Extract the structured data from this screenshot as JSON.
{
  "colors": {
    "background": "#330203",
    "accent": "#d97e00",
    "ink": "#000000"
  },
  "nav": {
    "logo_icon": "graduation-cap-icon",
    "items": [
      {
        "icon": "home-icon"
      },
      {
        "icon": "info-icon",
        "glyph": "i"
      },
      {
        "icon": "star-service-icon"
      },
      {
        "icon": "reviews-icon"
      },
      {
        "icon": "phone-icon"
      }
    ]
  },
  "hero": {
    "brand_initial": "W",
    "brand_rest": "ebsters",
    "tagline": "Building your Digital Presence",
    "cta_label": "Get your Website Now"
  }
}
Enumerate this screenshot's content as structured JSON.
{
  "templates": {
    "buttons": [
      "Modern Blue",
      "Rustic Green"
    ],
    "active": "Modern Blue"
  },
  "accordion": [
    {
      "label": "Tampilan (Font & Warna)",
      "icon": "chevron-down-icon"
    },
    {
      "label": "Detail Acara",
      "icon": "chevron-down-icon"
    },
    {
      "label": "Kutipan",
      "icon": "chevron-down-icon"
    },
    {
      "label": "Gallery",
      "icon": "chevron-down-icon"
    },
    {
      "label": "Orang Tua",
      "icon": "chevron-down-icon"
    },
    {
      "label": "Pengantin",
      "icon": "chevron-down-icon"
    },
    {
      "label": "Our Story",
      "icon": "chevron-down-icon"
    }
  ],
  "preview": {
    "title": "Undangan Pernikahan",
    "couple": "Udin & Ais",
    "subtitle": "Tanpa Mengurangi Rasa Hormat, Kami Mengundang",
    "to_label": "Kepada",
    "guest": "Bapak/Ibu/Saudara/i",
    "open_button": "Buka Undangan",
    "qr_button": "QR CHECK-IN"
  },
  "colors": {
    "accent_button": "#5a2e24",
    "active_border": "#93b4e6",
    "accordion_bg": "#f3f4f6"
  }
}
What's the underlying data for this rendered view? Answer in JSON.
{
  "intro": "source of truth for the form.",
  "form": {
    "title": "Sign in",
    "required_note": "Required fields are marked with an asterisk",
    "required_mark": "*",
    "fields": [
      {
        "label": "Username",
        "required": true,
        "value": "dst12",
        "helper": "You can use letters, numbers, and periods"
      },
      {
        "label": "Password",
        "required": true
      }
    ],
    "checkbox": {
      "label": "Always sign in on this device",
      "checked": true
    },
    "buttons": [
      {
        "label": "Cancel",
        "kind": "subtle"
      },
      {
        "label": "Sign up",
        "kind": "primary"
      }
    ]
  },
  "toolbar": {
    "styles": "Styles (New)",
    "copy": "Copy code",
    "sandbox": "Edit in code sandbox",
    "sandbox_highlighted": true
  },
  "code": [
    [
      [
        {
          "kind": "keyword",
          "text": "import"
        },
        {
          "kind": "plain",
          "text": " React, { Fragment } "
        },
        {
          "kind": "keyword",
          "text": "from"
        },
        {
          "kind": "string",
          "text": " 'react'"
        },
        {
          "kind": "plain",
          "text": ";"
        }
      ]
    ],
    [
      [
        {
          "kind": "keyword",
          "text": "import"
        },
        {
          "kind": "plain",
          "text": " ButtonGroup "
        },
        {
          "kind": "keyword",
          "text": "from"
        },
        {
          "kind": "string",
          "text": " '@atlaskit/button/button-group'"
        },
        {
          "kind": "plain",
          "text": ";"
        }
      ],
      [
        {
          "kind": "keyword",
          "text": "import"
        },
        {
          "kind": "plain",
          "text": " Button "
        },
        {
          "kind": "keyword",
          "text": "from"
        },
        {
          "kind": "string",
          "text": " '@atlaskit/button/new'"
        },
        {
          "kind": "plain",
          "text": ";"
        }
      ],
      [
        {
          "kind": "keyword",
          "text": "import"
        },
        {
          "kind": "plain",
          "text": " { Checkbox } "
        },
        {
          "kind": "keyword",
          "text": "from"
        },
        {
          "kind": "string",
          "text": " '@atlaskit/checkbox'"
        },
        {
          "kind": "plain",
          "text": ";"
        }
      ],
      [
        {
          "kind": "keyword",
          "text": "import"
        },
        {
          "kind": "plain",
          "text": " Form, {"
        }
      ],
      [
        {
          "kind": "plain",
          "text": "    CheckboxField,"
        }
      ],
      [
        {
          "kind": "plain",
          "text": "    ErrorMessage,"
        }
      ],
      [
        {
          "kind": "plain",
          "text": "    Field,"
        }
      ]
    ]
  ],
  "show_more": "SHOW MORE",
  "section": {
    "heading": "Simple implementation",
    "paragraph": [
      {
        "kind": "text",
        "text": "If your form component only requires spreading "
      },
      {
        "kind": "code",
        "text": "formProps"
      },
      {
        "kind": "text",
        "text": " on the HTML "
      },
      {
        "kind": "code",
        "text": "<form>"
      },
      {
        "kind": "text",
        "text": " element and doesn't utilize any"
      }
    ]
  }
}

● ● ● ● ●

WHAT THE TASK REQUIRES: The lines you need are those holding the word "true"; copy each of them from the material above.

EXERCISE ANSWER:
        "required": true,
        "required": true
      "checked": true
    "sandbox_highlighted": true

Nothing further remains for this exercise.